Wow, what an offer! Only problem: its hard to find places for my 4 little kids to stay this close to the date. So no Mt Hermon for me this year 🙁
But I’m hoping to make it to the Oregon Christian Writer’s Summer Conference.
This is one conference on my list. It looks that I will be able to go next year.
Christina Berry says
Oooo … dare I go? What do you think, Randy? As a “published” author whose book isn’t out yet–but, SHAMELESS PLUG ALERT, is available for pre-order online or at your local bookstore–how I can rationalize attending?
I can’t say it’s to sell the book, nor do I have a product in hand. Would it be better to wait until next year?
I am new to the writing arena. I have been reading your blog and site for a few weeks. I am serious about the career and found you through the www.acfw.com website. Since I need a little more time to work on my novel, and since I live in the southwest, I am planning on attending the Christian Fiction Writers conference in Denver, CO in September. Is it too early to ask for insite into that conference. THANKS! PS – I look forward to the next ezine.
Camille Cannon Eide says
Thanks Randy, and all! I’m looking forward to this year. Mt Hermon is like none other. (That being a really good guess since it’s the only large scale conference I’ve been to.) So if you’re planning on going — Christina — you better not pass up a deal like this!
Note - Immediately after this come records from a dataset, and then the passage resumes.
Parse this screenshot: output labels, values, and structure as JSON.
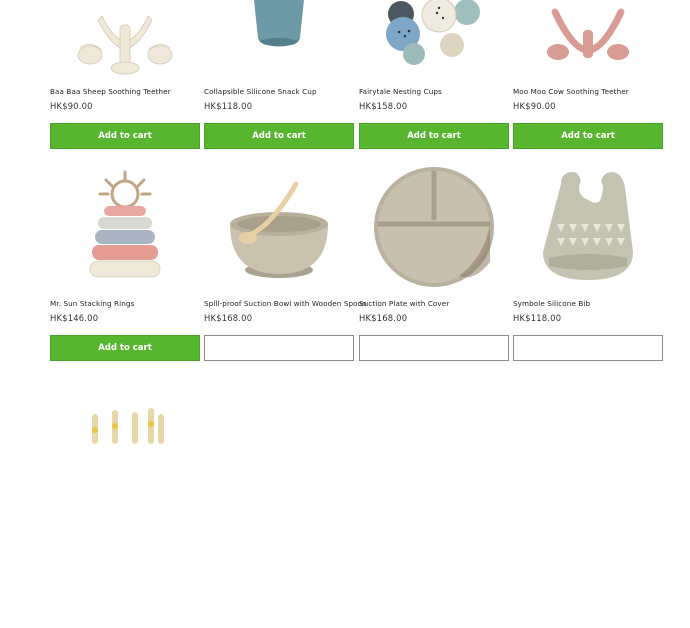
{
  "products": [
    {
      "title": "Baa Baa Sheep Soothing Teether",
      "price": "HK$90.00",
      "button": "Add to cart",
      "image_icon": "sheep-teether-icon"
    },
    {
      "title": "Collapsible Silicone Snack Cup",
      "price": "HK$118.00",
      "button": "Add to cart",
      "image_icon": "snack-cup-icon"
    },
    {
      "title": "Fairytale Nesting Cups",
      "price": "HK$158.00",
      "button": "Add to cart",
      "image_icon": "nesting-cups-icon"
    },
    {
      "title": "Moo Moo Cow Soothing Teether",
      "price": "HK$90.00",
      "button": "Add to cart",
      "image_icon": "cow-teether-icon"
    },
    {
      "title": "Mr. Sun Stacking Rings",
      "price": "HK$146.00",
      "button": "Add to cart",
      "image_icon": "stacking-rings-icon"
    },
    {
      "title": "Spill-proof Suction Bowl with Wooden Spoon",
      "price": "HK$168.00",
      "button": "",
      "image_icon": "suction-bowl-icon"
    },
    {
      "title": "Suction Plate with Cover",
      "price": "HK$168.00",
      "button": "",
      "image_icon": "suction-plate-icon"
    },
    {
      "title": "Symbole Silicone Bib",
      "price": "HK$118.00",
      "button": "",
      "image_icon": "silicone-bib-icon"
    },
    {
      "title": "",
      "price": "",
      "button": "",
      "image_icon": "wooden-toy-icon"
    }
  ],
  "colors": {
    "cart_button": "#57b530",
    "cart_button_text": "#ffffff"
  }
}
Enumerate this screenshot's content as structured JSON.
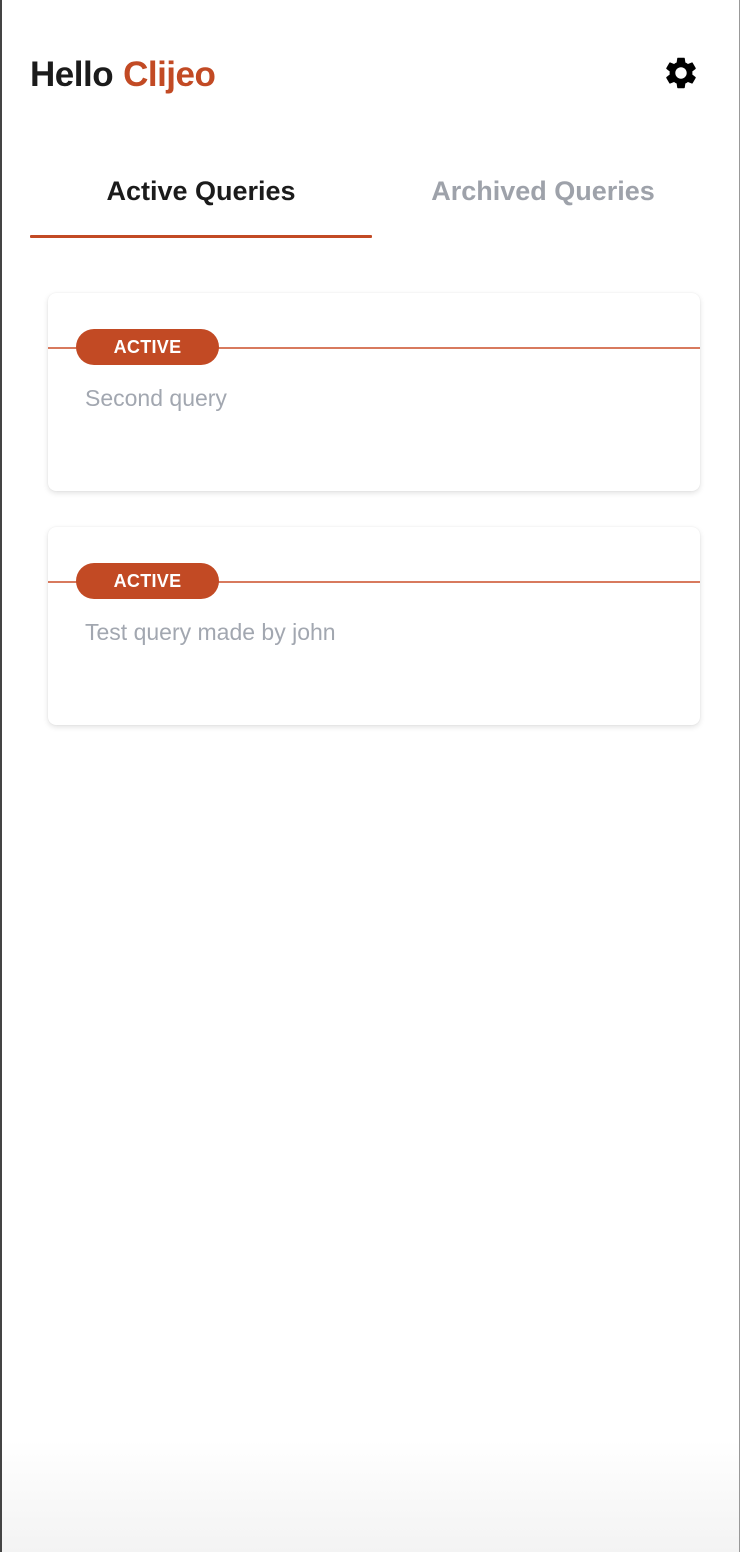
{
  "header": {
    "greeting": "Hello",
    "user_name": "Clijeo",
    "settings_icon": "gear-icon"
  },
  "tabs": [
    {
      "label": "Active Queries",
      "selected": true
    },
    {
      "label": "Archived Queries",
      "selected": false
    }
  ],
  "queries": [
    {
      "status": "ACTIVE",
      "text": "Second query"
    },
    {
      "status": "ACTIVE",
      "text": "Test query made by john"
    }
  ],
  "colors": {
    "accent": "#c24a24",
    "muted_text": "#a2a7b0",
    "inactive_tab": "#9ea2aa"
  }
}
Morgan – I hope to go to OCW this summer too – I’ve only done the one day conferences. I need to meet Lisa Samson, my late night Lyrics-Wars buddy. 8-D
Someday I’m going to make it to one of these big conferences, as I keep hearing amazing things about them. However, right now, money and family keep me closer to home… though I’m looking forward to a conference in Calgary, Alberta at the end of this month (okay, it’s small, but it’s the chance to meet other writers and talk writing for two days. 🙂
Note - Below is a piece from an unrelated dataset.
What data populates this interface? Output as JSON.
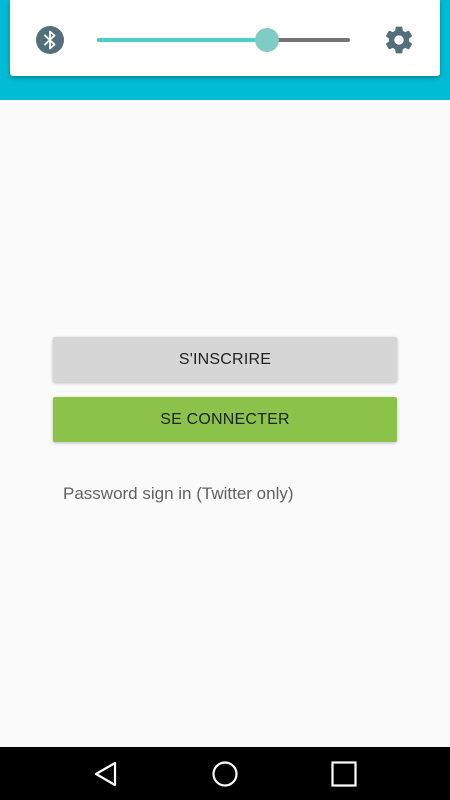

Jessica Thomas says
Anyone got some extra change and want to sponsor my trip? 😉
I’m a newbie novel writer and have already set my sights on attending Mt. Hermon next year. I have what may be a silly question to all you seasoned conference attendees out there.
Is it at all acceptable or logical to bring a family along? Of course, I wouldn’t expect them to tag along with me to the conference events. But what if they share my hotel room and enjoy the sights while I’m busy learning & making connections? Or is it recommended to leave them behind and just stick to business?